I did not expect to feel as strongly about this book as I do. As my previous reading had centred only around History and Archaeology I found its contents absolutely stunning. It has given me a profound insight into what it is to be human. I found Prof. Mithen's hypothesis for "Cathedrals of the Mind' compelling and the presented evidence fits well. The reason for four not five stars was that towards the end of the book I found the repetition necessary to drive home an academic point a little wearisome for the lay reader, although I understand it is difficult to be 'all things to all people'. Prof.
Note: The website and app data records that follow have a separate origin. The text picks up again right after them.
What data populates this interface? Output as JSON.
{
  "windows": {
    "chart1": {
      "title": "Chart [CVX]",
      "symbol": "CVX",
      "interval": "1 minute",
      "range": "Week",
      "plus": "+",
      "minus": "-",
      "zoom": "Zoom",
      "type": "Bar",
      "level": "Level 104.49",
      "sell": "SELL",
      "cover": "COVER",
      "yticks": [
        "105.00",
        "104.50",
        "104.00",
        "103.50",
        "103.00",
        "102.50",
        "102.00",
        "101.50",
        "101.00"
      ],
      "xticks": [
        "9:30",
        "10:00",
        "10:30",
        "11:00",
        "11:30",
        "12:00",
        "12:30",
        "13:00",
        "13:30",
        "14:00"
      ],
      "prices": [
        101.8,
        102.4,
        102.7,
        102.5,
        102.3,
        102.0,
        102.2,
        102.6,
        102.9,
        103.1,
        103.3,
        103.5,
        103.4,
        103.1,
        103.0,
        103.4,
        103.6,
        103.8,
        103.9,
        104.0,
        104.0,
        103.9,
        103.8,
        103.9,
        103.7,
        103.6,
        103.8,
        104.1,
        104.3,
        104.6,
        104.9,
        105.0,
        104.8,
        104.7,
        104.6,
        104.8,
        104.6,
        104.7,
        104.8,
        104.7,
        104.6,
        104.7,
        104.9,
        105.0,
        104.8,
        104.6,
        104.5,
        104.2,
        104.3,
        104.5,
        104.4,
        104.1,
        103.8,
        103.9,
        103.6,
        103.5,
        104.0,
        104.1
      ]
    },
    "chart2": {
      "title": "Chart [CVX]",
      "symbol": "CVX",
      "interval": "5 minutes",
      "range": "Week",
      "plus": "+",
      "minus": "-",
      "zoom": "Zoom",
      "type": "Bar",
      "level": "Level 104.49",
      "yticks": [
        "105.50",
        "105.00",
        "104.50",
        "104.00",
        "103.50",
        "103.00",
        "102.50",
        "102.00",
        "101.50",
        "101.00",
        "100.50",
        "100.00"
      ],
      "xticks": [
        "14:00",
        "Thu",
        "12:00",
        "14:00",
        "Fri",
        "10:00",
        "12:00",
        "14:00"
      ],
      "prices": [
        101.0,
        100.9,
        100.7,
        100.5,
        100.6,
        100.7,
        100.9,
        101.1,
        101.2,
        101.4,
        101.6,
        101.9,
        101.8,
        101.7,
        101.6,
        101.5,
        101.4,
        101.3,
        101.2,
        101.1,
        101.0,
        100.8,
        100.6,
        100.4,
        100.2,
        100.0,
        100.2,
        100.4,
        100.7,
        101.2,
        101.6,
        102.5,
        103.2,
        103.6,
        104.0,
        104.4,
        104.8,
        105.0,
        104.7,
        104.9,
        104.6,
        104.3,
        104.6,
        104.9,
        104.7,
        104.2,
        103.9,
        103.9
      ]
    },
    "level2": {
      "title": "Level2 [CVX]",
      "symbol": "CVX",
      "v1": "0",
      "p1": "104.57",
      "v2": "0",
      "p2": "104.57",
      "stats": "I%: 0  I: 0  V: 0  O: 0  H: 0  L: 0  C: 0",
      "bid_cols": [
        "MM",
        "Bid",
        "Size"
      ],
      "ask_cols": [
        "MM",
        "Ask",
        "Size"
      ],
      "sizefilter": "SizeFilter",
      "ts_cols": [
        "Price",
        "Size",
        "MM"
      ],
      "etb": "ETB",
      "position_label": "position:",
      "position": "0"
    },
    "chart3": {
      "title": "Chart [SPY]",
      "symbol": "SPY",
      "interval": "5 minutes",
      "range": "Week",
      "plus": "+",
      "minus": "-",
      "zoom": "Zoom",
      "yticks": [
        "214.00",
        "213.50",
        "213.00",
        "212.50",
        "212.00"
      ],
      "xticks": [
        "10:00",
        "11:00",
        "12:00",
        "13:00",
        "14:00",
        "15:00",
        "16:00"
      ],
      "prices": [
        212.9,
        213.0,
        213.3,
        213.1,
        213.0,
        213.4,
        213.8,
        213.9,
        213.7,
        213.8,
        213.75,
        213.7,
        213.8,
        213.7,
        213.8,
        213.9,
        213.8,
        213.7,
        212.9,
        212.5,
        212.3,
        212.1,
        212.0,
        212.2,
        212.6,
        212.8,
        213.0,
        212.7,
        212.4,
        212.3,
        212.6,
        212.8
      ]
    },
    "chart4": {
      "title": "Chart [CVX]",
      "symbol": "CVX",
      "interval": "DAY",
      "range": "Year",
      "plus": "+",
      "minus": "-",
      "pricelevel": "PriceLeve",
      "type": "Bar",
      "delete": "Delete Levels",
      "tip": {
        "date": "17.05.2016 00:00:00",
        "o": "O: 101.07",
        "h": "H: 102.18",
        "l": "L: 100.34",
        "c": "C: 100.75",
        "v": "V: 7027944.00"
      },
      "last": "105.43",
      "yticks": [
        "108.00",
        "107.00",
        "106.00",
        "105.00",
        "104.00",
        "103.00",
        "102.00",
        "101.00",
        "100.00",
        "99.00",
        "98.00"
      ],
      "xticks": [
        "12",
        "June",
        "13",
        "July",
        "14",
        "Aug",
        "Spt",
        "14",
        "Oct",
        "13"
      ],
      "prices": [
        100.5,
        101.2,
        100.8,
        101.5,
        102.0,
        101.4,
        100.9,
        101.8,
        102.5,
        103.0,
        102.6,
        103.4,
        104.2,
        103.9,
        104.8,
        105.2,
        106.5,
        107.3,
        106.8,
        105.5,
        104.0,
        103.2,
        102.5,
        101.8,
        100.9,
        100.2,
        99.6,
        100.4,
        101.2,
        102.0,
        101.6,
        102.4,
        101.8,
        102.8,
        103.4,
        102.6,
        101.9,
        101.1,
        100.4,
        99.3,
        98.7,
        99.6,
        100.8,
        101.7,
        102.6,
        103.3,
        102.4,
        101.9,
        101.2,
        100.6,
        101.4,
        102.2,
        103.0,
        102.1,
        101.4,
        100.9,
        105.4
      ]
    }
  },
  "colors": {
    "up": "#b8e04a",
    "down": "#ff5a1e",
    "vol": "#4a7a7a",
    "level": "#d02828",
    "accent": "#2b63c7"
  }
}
Mithen gives the impression of being someone who does not suffer fools gladly, and no doubt he would think me one, but the picture which kept popping into my mind when thinking of the Middle/Upper Palaeolitic transition was that of Stanley Kubrick's monolith and our ancestors at the beginning of 2001: A Space Odyssey. I have fought against this and have been educated and entertained.
It would be interesting to know Steven Mithen's views on David Lewis-Williams hallucinogens and what effect they might have had cognitive fluidity. (Dare I say it - no I know I mustn't - but Graham Hancock also has some interesting and novel ideas on the subject in 'Supernatural').
For all the championing of Richard Dawkins, I was left wondering whether our own deification of Science is not also a superstitious arrogance, although I can see it is the best tool we have for pushing back the frontiers of knowledge; which is something this clearly thought provoking book may well have helped to do. Highly recommended.